The task: A word-for-word printout of the listing below is needed.

Provided information:
- - -
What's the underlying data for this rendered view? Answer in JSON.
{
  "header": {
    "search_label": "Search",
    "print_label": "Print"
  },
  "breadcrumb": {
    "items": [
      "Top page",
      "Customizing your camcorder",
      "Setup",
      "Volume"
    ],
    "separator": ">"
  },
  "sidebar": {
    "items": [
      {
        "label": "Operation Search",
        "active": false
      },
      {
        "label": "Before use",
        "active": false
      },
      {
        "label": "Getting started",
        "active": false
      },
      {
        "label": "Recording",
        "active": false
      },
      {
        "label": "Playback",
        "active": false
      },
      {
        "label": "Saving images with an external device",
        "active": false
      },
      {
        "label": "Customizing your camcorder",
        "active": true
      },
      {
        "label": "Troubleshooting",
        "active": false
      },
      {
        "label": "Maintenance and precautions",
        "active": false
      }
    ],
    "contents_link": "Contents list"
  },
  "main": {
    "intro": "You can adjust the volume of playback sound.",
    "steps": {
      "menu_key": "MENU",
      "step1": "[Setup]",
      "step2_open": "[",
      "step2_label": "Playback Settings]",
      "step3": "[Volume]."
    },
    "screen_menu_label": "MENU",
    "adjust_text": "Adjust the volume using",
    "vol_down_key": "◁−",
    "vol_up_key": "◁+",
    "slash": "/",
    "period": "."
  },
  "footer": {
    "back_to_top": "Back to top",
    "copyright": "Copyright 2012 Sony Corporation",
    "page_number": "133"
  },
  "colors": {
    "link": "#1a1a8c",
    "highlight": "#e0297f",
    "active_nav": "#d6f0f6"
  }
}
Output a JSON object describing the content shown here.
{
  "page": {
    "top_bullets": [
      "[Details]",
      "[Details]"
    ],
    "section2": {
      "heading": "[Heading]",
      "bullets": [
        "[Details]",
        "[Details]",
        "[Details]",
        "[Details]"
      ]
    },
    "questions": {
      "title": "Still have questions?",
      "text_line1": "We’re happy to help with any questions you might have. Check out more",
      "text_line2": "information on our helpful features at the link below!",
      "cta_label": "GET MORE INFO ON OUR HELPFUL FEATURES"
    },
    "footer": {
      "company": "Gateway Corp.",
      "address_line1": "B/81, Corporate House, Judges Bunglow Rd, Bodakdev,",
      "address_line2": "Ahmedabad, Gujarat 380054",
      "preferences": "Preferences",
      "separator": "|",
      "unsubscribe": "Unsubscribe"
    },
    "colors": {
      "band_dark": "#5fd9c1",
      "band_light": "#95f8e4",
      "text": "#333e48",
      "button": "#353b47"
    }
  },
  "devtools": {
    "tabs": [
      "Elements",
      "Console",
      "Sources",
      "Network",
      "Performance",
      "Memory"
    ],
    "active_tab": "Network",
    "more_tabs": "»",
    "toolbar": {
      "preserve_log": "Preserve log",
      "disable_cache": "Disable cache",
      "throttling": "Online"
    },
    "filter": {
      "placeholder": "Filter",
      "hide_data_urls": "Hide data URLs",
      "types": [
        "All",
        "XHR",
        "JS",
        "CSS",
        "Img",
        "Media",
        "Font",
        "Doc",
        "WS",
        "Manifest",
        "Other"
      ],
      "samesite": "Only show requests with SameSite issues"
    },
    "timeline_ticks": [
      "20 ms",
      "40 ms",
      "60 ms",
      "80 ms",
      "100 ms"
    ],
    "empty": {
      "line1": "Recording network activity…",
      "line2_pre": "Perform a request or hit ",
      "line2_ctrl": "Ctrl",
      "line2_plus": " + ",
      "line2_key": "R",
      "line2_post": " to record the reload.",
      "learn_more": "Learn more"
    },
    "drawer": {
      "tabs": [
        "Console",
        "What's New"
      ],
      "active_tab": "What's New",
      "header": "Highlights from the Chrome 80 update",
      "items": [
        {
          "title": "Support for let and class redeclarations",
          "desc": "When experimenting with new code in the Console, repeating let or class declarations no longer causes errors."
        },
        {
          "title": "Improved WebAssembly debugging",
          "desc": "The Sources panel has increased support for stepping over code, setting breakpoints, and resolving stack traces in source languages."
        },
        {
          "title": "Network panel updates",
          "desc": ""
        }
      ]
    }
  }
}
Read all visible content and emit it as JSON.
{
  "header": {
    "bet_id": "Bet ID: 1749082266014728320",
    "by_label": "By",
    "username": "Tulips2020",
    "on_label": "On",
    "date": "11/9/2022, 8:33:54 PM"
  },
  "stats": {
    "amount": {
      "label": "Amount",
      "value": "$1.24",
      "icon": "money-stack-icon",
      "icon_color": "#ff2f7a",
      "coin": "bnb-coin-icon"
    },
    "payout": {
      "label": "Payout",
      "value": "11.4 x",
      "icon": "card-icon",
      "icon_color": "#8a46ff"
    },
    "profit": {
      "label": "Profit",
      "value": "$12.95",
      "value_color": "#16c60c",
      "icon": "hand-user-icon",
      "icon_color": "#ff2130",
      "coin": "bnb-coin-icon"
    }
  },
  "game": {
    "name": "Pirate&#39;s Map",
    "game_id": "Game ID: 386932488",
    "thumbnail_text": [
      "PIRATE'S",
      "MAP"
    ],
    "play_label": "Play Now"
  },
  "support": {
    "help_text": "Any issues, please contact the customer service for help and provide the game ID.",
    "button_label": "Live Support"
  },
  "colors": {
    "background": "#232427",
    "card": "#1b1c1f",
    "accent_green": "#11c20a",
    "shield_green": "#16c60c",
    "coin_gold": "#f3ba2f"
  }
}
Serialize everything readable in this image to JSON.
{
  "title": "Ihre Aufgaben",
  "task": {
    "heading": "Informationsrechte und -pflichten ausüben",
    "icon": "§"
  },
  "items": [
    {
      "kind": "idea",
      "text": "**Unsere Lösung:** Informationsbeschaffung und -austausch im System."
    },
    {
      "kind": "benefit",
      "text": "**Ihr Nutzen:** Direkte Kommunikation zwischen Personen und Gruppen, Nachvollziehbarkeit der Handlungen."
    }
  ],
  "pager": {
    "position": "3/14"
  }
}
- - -
Result of this exercise:
What's the underlying data for this rendered view? Answer in JSON.
{
  "header": {
    "search_label": "Search",
    "print_label": "Print"
  },
  "breadcrumb": {
    "items": [
      "Top page",
      "Customizing your camcorder",
      "Setup",
      "Volume"
    ],
    "separator": ">"
  },
  "sidebar": {
    "items": [
      {
        "label": "Operation Search",
        "active": false
      },
      {
        "label": "Before use",
        "active": false
      },
      {
        "label": "Getting started",
        "active": false
      },
      {
        "label": "Recording",
        "active": false
      },
      {
        "label": "Playback",
        "active": false
      },
      {
        "label": "Saving images with an external device",
        "active": false
      },
      {
        "label": "Customizing your camcorder",
        "active": true
      },
      {
        "label": "Troubleshooting",
        "active": false
      },
      {
        "label": "Maintenance and precautions",
        "active": false
      }
    ],
    "contents_link": "Contents list"
  },
  "main": {
    "intro": "You can adjust the volume of playback sound.",
    "steps": {
      "menu_key": "MENU",
      "step1": "[Setup]",
      "step2_open": "[",
      "step2_label": "Playback Settings]",
      "step3": "[Volume]."
    },
    "screen_menu_label": "MENU",
    "adjust_text": "Adjust the volume using",
    "vol_down_key": "◁−",
    "vol_up_key": "◁+",
    "slash": "/",
    "period": "."
  },
  "footer": {
    "back_to_top": "Back to top",
    "copyright": "Copyright 2012 Sony Corporation",
    "page_number": "133"
  },
  "colors": {
    "link": "#1a1a8c",
    "highlight": "#e0297f",
    "active_nav": "#d6f0f6"
  }
}
Output a JSON object describing the content shown here.
{
  "page": {
    "top_bullets": [
      "[Details]",
      "[Details]"
    ],
    "section2": {
      "heading": "[Heading]",
      "bullets": [
        "[Details]",
        "[Details]",
        "[Details]",
        "[Details]"
      ]
    },
    "questions": {
      "title": "Still have questions?",
      "text_line1": "We’re happy to help with any questions you might have. Check out more",
      "text_line2": "information on our helpful features at the link below!",
      "cta_label": "GET MORE INFO ON OUR HELPFUL FEATURES"
    },
    "footer": {
      "company": "Gateway Corp.",
      "address_line1": "B/81, Corporate House, Judges Bunglow Rd, Bodakdev,",
      "address_line2": "Ahmedabad, Gujarat 380054",
      "preferences": "Preferences",
      "separator": "|",
      "unsubscribe": "Unsubscribe"
    },
    "colors": {
      "band_dark": "#5fd9c1",
      "band_light": "#95f8e4",
      "text": "#333e48",
      "button": "#353b47"
    }
  },
  "devtools": {
    "tabs": [
      "Elements",
      "Console",
      "Sources",
      "Network",
      "Performance",
      "Memory"
    ],
    "active_tab": "Network",
    "more_tabs": "»",
    "toolbar": {
      "preserve_log": "Preserve log",
      "disable_cache": "Disable cache",
      "throttling": "Online"
    },
    "filter": {
      "placeholder": "Filter",
      "hide_data_urls": "Hide data URLs",
      "types": [
        "All",
        "XHR",
        "JS",
        "CSS",
        "Img",
        "Media",
        "Font",
        "Doc",
        "WS",
        "Manifest",
        "Other"
      ],
      "samesite": "Only show requests with SameSite issues"
    },
    "timeline_ticks": [
      "20 ms",
      "40 ms",
      "60 ms",
      "80 ms",
      "100 ms"
    ],
    "empty": {
      "line1": "Recording network activity…",
      "line2_pre": "Perform a request or hit ",
      "line2_ctrl": "Ctrl",
      "line2_plus": " + ",
      "line2_key": "R",
      "line2_post": " to record the reload.",
      "learn_more": "Learn more"
    },
    "drawer": {
      "tabs": [
        "Console",
        "What's New"
      ],
      "active_tab": "What's New",
      "header": "Highlights from the Chrome 80 update",
      "items": [
        {
          "title": "Support for let and class redeclarations",
          "desc": "When experimenting with new code in the Console, repeating let or class declarations no longer causes errors."
        },
        {
          "title": "Improved WebAssembly debugging",
          "desc": "The Sources panel has increased support for stepping over code, setting breakpoints, and resolving stack traces in source languages."
        },
        {
          "title": "Network panel updates",
          "desc": ""
        }
      ]
    }
  }
}
Read all visible content and emit it as JSON.
{
  "header": {
    "bet_id": "Bet ID: 1749082266014728320",
    "by_label": "By",
    "username": "Tulips2020",
    "on_label": "On",
    "date": "11/9/2022, 8:33:54 PM"
  },
  "stats": {
    "amount": {
      "label": "Amount",
      "value": "$1.24",
      "icon": "money-stack-icon",
      "icon_color": "#ff2f7a",
      "coin": "bnb-coin-icon"
    },
    "payout": {
      "label": "Payout",
      "value": "11.4 x",
      "icon": "card-icon",
      "icon_color": "#8a46ff"
    },
    "profit": {
      "label": "Profit",
      "value": "$12.95",
      "value_color": "#16c60c",
      "icon": "hand-user-icon",
      "icon_color": "#ff2130",
      "coin": "bnb-coin-icon"
    }
  },
  "game": {
    "name": "Pirate&#39;s Map",
    "game_id": "Game ID: 386932488",
    "thumbnail_text": [
      "PIRATE'S",
      "MAP"
    ],
    "play_label": "Play Now"
  },
  "support": {
    "help_text": "Any issues, please contact the customer service for help and provide the game ID.",
    "button_label": "Live Support"
  },
  "colors": {
    "background": "#232427",
    "card": "#1b1c1f",
    "accent_green": "#11c20a",
    "shield_green": "#16c60c",
    "coin_gold": "#f3ba2f"
  }
}
Serialize everything readable in this image to JSON.
{
  "title": "Ihre Aufgaben",
  "task": {
    "heading": "Informationsrechte und -pflichten ausüben",
    "icon": "§"
  },
  "items": [
    {
      "kind": "idea",
      "text": "**Unsere Lösung:** Informationsbeschaffung und -austausch im System."
    },
    {
      "kind": "benefit",
      "text": "**Ihr Nutzen:** Direkte Kommunikation zwischen Personen und Gruppen, Nachvollziehbarkeit der Handlungen."
    }
  ],
  "pager": {
    "position": "3/14"
  }
}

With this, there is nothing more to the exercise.